Mian Muhammad Javed
WHEN multinationals i.e. companies/corporations from advanced countries head for overseas and establish business houses and/or manufacturing plants, apart from technology the management skills also come to the recipient countries. CPEC agreement between China and Pakistan includes portfolio of gigantic projects of electric power plants, motorways, seaport, airport, economic zones for setting up of industrial units and telecom optic fibre link etc, It is expected that Chinese construction engineering and management practices will find their way into Pakistan and managers, engineers and technicians working in Chinese aided projects and ventures will have opportunity to learn modern project management skills.
It is after a long while that so many big projects are going to be executed in the country. Existing management and construction expertise in the country is mostly outdated. CPEC therefore offers a great opportunity to upgrade engineering, technical and managerial skills in the country.

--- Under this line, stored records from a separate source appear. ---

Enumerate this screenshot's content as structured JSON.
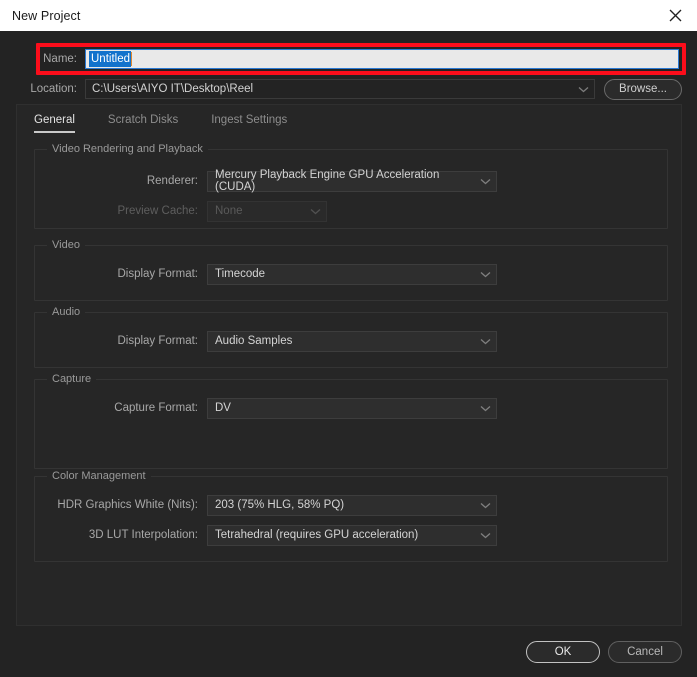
{
  "window": {
    "title": "New Project",
    "close_icon": "close-icon"
  },
  "fields": {
    "name_label": "Name:",
    "name_value": "Untitled",
    "location_label": "Location:",
    "location_value": "C:\\Users\\AIYO IT\\Desktop\\Reel",
    "browse_label": "Browse..."
  },
  "annotation": {
    "highlight_color": "#fc0d1b"
  },
  "tabs": [
    {
      "label": "General",
      "active": true
    },
    {
      "label": "Scratch Disks",
      "active": false
    },
    {
      "label": "Ingest Settings",
      "active": false
    }
  ],
  "sections": {
    "video_rendering": {
      "legend": "Video Rendering and Playback",
      "renderer_label": "Renderer:",
      "renderer_value": "Mercury Playback Engine GPU Acceleration (CUDA)",
      "preview_cache_label": "Preview Cache:",
      "preview_cache_value": "None"
    },
    "video": {
      "legend": "Video",
      "display_format_label": "Display Format:",
      "display_format_value": "Timecode"
    },
    "audio": {
      "legend": "Audio",
      "display_format_label": "Display Format:",
      "display_format_value": "Audio Samples"
    },
    "capture": {
      "legend": "Capture",
      "capture_format_label": "Capture Format:",
      "capture_format_value": "DV"
    },
    "color_management": {
      "legend": "Color Management",
      "hdr_label": "HDR Graphics White (Nits):",
      "hdr_value": "203 (75% HLG, 58% PQ)",
      "lut_label": "3D LUT Interpolation:",
      "lut_value": "Tetrahedral (requires GPU acceleration)"
    }
  },
  "footer": {
    "ok_label": "OK",
    "cancel_label": "Cancel"
  }
}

To make sure it happens and opportunity is not lost Pakistan may like to examine the possibility to enter into a specific agreement with China in this regard so as to bring revolution in way of doing business to modernize and upgrade construction industry and enhance operational skills.

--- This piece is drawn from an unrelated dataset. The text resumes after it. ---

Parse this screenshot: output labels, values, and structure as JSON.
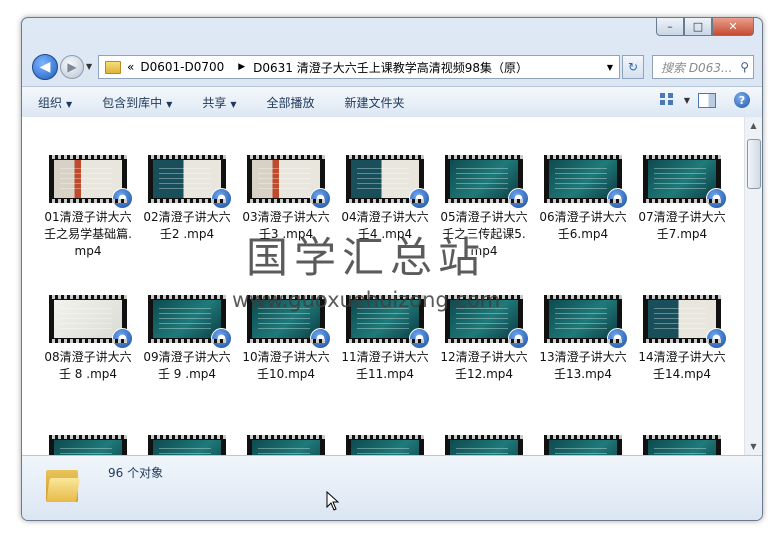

In their respect it is important to learn from Chinese history itself. It was in mid eighties that new approach to poverty alleviation and economic development was ushered in China after Dong Xiaoping took over reigns of the country. One of the steps as a prelude to launching world’s unprecedentedly enormous development plans was to create awareness and educate people about things to come and prepare them to partake in the upcoming economic activity. Apart from other measures, it was through electronic media that Chinese government reached out to the public using TV & Radio broadcasts to bring them in loop. On visit to China in early 1986 it was viewed that Chinese TV Channels were telecasting educational programmes about various types of industry foreseen to be set-up and how it worked.

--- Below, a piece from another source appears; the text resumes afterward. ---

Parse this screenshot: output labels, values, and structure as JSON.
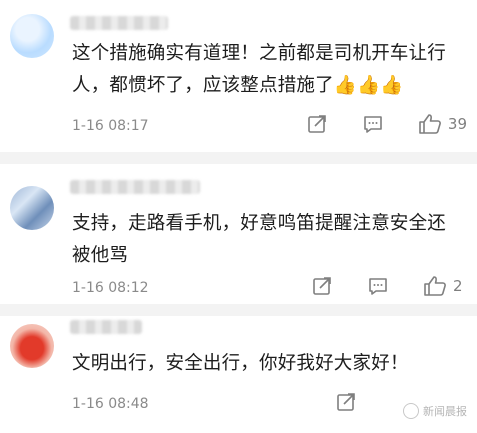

Television channels were also carrying teaching programme on English, French, German and Japanese languages as Chinese government was targeting investment from countries like USA, UK, France, Germany & Japan and communication channels had to be improved with the multinationals from these and other developed nations. In fact TV programmes were designed for general well-being and life skills with emphasis on education. Specific TV channels were opened which focused on youth and tailored educational programmes in the subjects of science, technology, engineering, economics, health and teaching special attention was paid to rural areas. For children of age up to 12 years TV programmes catered for pre school and early education. Mother’s education included upbringing of infants. A TV channel was dedicated to higher education in modern subjects. Radio broadcasts were also being made use of for keeping the populace informed on new ideas in development and helped fill the ignorance gaps throughout Chinese land.
Pakistan today needs such a public instruction programme With social indicators showing over 60% population in rural areas low literacy rate, high child mortality and about 30% poverty, there is urgent requirement to accelerate flow of constructive and beneficial information for educating masses about social and health issues and about economic opportunities. With about 100 commercial TV channels and nearly 200 Radio Broadcast stations operating in Pakistan, number of educational TV and Radio stations are less than a few. Except for two Virtual University TV channels one health TV and about 10 University / Police radios, all other edifices of electronic media provide only entertainment, and news. In view of Chinese successful experience in calibrating and utilizing electronic media as part of development strategy it may be considered if CPEC scope be enlarged to seek China’s advice also how to go about on this route in Pakistan. It may be added that in 1970s Japanese govt had built an Education TV Broadcast Station in Islamabad, which could not be run and has since been converted into an entertainment TV channel.
— The writer is ex-Chairman PTCL and Vice Chairman Nazriya-i-Pakistan Council, Islamabad.